The newly baptized brothers began to give aid to families who could no longer support themselves because of the martyrdom of their fathers, spouses, and sons. They were eventually arrested and brought to the prefect Almachius. They were told to perform a sacrifice to the gods; however, they refused to do so and were executed. Cecilia buried them and was arrested for doing so.
The officials tried to suffocated Cecilia in her own bathroom; however, she survived. She was supposed to then be beheaded. The officials were unsuccessful three times, and she said that she would not die until she received the Eucharist. For the next three days, she sang songs to God while her friends and family watched on. She died at the end of these three days.

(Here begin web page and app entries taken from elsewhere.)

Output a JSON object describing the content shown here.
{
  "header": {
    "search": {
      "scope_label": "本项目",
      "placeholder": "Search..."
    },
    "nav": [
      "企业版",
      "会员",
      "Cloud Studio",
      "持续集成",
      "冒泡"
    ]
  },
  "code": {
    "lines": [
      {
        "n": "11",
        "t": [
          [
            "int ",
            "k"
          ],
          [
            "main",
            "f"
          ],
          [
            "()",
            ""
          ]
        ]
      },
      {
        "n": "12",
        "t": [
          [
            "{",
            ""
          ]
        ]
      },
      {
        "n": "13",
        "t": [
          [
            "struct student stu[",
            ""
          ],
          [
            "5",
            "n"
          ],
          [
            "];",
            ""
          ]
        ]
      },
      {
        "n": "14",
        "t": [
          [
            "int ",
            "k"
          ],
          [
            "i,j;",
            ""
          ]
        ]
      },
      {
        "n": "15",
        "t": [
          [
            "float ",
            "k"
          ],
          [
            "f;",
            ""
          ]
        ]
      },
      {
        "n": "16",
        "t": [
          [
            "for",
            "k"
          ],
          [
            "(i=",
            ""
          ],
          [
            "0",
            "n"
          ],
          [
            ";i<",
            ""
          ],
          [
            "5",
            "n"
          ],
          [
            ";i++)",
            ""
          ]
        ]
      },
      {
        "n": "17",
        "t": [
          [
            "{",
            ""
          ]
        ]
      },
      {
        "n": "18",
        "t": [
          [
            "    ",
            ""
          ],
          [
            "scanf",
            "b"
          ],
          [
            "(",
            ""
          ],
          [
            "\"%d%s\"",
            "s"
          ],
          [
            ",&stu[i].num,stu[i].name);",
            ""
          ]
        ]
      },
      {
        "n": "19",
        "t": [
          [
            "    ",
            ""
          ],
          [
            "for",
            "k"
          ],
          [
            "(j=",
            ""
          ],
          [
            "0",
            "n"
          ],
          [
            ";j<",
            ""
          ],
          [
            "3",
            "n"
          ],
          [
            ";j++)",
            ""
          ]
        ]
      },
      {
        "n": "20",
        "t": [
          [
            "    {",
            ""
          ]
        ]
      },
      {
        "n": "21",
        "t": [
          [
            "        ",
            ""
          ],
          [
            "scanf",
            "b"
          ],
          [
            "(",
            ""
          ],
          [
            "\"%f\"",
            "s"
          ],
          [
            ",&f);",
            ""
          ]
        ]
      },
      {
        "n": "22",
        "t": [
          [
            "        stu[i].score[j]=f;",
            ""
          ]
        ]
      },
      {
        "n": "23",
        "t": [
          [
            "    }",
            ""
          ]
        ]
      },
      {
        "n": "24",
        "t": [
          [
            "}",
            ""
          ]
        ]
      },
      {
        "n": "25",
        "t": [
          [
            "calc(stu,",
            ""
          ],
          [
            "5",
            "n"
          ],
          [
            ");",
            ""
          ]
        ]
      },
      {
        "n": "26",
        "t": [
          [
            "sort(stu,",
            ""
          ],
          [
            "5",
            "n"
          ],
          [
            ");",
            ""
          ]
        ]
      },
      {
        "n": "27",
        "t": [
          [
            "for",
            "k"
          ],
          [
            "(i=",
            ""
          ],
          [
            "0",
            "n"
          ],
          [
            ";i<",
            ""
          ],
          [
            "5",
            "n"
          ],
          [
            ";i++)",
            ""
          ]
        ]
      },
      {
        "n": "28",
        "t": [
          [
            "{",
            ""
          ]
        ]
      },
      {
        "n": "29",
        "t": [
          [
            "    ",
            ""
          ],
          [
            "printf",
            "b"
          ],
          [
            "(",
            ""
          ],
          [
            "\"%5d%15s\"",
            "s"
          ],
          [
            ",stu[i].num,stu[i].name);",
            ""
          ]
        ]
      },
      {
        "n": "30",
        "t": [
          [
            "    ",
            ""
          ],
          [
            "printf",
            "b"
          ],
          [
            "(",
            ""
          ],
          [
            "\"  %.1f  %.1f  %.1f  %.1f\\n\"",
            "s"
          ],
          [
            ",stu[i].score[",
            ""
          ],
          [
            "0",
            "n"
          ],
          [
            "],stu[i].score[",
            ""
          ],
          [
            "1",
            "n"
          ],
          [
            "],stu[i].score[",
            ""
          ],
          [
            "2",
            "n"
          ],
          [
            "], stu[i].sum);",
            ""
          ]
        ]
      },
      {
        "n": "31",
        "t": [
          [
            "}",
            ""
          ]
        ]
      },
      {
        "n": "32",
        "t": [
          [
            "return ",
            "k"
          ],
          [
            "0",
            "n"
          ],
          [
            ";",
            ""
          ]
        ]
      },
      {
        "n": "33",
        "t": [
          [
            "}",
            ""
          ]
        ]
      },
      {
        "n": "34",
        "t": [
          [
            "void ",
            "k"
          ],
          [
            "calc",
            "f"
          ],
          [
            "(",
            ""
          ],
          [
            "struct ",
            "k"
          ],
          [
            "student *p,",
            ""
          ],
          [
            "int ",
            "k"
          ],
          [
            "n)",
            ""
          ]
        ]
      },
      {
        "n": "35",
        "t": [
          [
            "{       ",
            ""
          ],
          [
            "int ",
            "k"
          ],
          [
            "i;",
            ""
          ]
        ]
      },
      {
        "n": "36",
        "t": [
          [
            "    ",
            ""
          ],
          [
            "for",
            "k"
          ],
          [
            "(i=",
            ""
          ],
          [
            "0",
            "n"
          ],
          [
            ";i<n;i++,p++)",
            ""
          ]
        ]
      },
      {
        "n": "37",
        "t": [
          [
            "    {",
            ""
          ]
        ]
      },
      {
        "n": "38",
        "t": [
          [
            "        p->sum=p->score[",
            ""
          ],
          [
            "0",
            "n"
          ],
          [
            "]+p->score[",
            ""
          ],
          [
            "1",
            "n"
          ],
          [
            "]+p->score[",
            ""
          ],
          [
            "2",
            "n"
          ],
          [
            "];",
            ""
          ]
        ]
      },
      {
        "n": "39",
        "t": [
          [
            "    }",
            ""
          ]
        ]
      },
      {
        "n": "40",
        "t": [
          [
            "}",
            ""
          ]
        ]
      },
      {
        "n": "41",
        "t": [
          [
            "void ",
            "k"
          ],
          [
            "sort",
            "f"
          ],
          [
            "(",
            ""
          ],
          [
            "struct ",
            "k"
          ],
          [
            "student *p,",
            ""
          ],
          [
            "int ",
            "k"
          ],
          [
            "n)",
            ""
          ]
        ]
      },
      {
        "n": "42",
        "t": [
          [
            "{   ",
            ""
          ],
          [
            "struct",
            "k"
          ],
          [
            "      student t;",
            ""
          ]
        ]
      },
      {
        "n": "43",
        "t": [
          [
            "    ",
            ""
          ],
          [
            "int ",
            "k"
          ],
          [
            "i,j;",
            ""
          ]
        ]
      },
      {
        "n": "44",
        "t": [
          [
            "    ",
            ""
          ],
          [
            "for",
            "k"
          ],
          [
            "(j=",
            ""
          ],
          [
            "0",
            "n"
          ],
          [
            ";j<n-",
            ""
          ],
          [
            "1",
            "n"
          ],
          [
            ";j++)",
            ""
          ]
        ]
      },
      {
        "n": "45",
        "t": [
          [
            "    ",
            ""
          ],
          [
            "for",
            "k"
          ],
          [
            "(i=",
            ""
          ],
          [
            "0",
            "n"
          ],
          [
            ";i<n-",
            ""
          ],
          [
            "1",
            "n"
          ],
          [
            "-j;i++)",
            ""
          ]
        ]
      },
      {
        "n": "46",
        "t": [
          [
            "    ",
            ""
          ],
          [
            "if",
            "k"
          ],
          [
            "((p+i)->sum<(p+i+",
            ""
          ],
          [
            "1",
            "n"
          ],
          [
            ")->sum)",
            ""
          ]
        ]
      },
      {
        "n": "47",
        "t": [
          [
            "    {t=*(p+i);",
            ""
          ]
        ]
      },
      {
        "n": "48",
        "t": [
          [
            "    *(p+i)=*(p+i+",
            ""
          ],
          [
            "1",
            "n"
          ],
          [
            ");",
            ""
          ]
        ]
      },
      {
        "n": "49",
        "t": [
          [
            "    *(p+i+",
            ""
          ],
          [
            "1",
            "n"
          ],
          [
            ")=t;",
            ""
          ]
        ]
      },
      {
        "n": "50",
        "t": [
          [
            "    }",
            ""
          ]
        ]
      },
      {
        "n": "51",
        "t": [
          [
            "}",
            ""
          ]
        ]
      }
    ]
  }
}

A body may not be claimed to be incorruptible if the body has undergone an embalming. In Roman Catholicism, not every saint is expected to have an incorruptible body.
There are two theories regarding how a body may be incorruptible. The first, a physical cause, argues that decay has been slowed because of environmental condition, such as a cool and dry burial ground. The second, a spiritual cause, argues that the piety of the person preserved the flesh or that decay was prevented by God.